Kompass topographical maps
I find topographical maps to be very useful in scouting for landscapes. I can often calculate a good view by studying the lay of the land before I even start driving to the location. And they are especially well-suited to scouting in Italy as I can often predict the picturesqueness of a view based on the layout of the buildings (older buildings are rarely on a grid, and are usually much better for landscape painting). My favorite paper maps of Tuscany are made by an Austrian company called Kompass and some of my favorite painting spots were found using their maps, so I was quite happy to see they now have an app. It’s not as nice as having a paper map, but it’s certainly more convenient. Their library isn’t very extensive, but they do central Tuscany quite well (the only building they don’t have is the one I live in now). When I couldn’t find Kompass maps for an area, I would often use the Italian state’s (IGM) maps which are available via other apps like MyTrails and BackCountry Navigator.
MyTrails using the Istituto Geografico Militare maps.
Istituto Geografico Militare map on BackCountry Navigator
The other map app I’ve played around with is Komoot, which has navigation instructions for hiking and mountain biking, and does a good job of knowing actual trails in the areas around Florence where I’ve tried it.
Komoot’s trail navigator.
Gaia GPS gets very high praise from hikers but, as it doesn’t show the buildings here in Italy, I prefer the other apps.
Lastly, Peakfinder and Peaklens can show you the names of mountains in your view, which can be useful for titling work.
Screenshot of Peakfinder pointed over the rather uninteresting Arno valley.
Peaklens’ augmented reality view (more or less the same view as Peakfinder above).

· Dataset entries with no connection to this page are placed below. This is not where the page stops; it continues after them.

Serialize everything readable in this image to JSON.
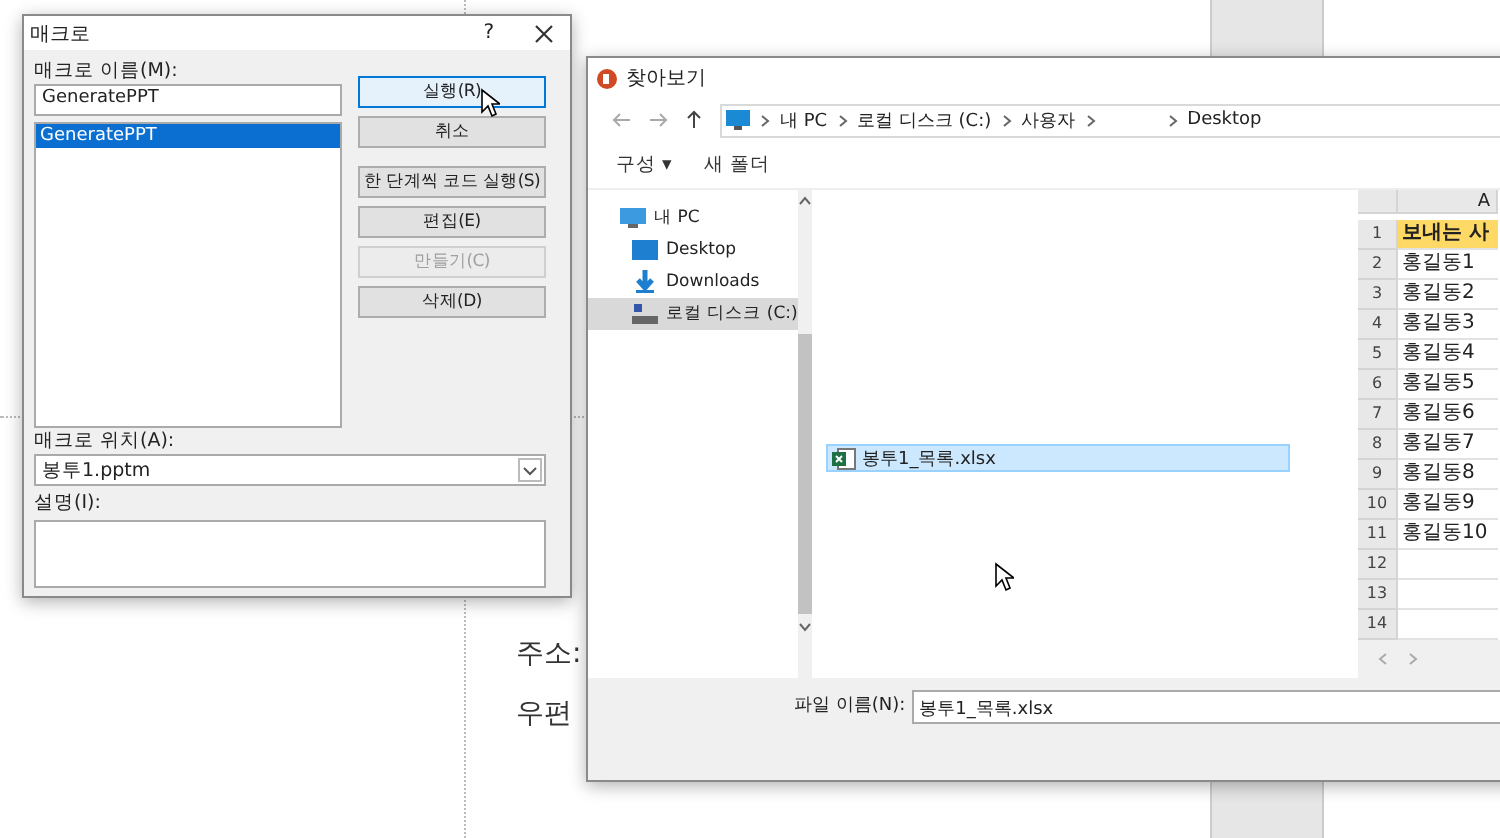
{
  "slide": {
    "texts": [
      "주소:",
      "우편"
    ]
  },
  "macro_dialog": {
    "title": "매크로",
    "help": "?",
    "name_label": "매크로 이름(M):",
    "name_value": "GeneratePPT",
    "macros": [
      {
        "name": "GeneratePPT",
        "selected": true
      }
    ],
    "buttons": [
      {
        "label": "실행(R)",
        "focused": true,
        "disabled": false
      },
      {
        "label": "취소",
        "focused": false,
        "disabled": false
      },
      {
        "label": "한 단계씩 코드 실행(S)",
        "focused": false,
        "disabled": false
      },
      {
        "label": "편집(E)",
        "focused": false,
        "disabled": false
      },
      {
        "label": "만들기(C)",
        "focused": false,
        "disabled": true
      },
      {
        "label": "삭제(D)",
        "focused": false,
        "disabled": false
      }
    ],
    "location_label": "매크로 위치(A):",
    "location_value": "봉투1.pptm",
    "description_label": "설명(I):"
  },
  "file_dialog": {
    "title": "찾아보기",
    "breadcrumb": [
      {
        "kind": "folder",
        "label": "내 PC"
      },
      {
        "kind": "folder",
        "label": "로컬 디스크 (C:)"
      },
      {
        "kind": "folder",
        "label": "사용자"
      },
      {
        "kind": "blank"
      },
      {
        "kind": "folder",
        "label": "Desktop"
      }
    ],
    "toolbar": [
      "구성 ▾",
      "새 폴더"
    ],
    "nav": [
      {
        "label": "내 PC",
        "kind": "pc",
        "selected": false,
        "children": [
          {
            "label": "Desktop",
            "kind": "desktop",
            "selected": false
          },
          {
            "label": "Downloads",
            "kind": "download",
            "selected": false
          },
          {
            "label": "로컬 디스크 (C:)",
            "kind": "disk",
            "selected": true
          }
        ]
      }
    ],
    "files": [
      {
        "name": "봉투1_목록.xlsx",
        "selected": true
      }
    ],
    "preview": {
      "column": "A",
      "rows": [
        {
          "num": "1",
          "value": "보내는 사",
          "header": true
        },
        {
          "num": "2",
          "value": "홍길동1",
          "header": false
        },
        {
          "num": "3",
          "value": "홍길동2",
          "header": false
        },
        {
          "num": "4",
          "value": "홍길동3",
          "header": false
        },
        {
          "num": "5",
          "value": "홍길동4",
          "header": false
        },
        {
          "num": "6",
          "value": "홍길동5",
          "header": false
        },
        {
          "num": "7",
          "value": "홍길동6",
          "header": false
        },
        {
          "num": "8",
          "value": "홍길동7",
          "header": false
        },
        {
          "num": "9",
          "value": "홍길동8",
          "header": false
        },
        {
          "num": "10",
          "value": "홍길동9",
          "header": false
        },
        {
          "num": "11",
          "value": "홍길동10",
          "header": false
        },
        {
          "num": "12",
          "header": false
        },
        {
          "num": "13",
          "header": false
        },
        {
          "num": "14",
          "header": false
        }
      ]
    },
    "filename_label": "파일 이름(N):",
    "filename_value": "봉투1_목록.xlsx"
  }
}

I bought a Jot Pro stylus and tried a few drawing programs. I can see how it would be useful for thumbnails and for artists who feel more comfortable with digital media, but I still prefer a pencil and paper. I tried Autodesk’s Sketchbook, PaperOne, and Bamboo Paper. I think PaperOne was my favorite of the three as it felt the most like an actual pencil. Their lay-out leaves much to be desired though as the tools take up too much of the screen space. Autodesk felt the most polished of the three.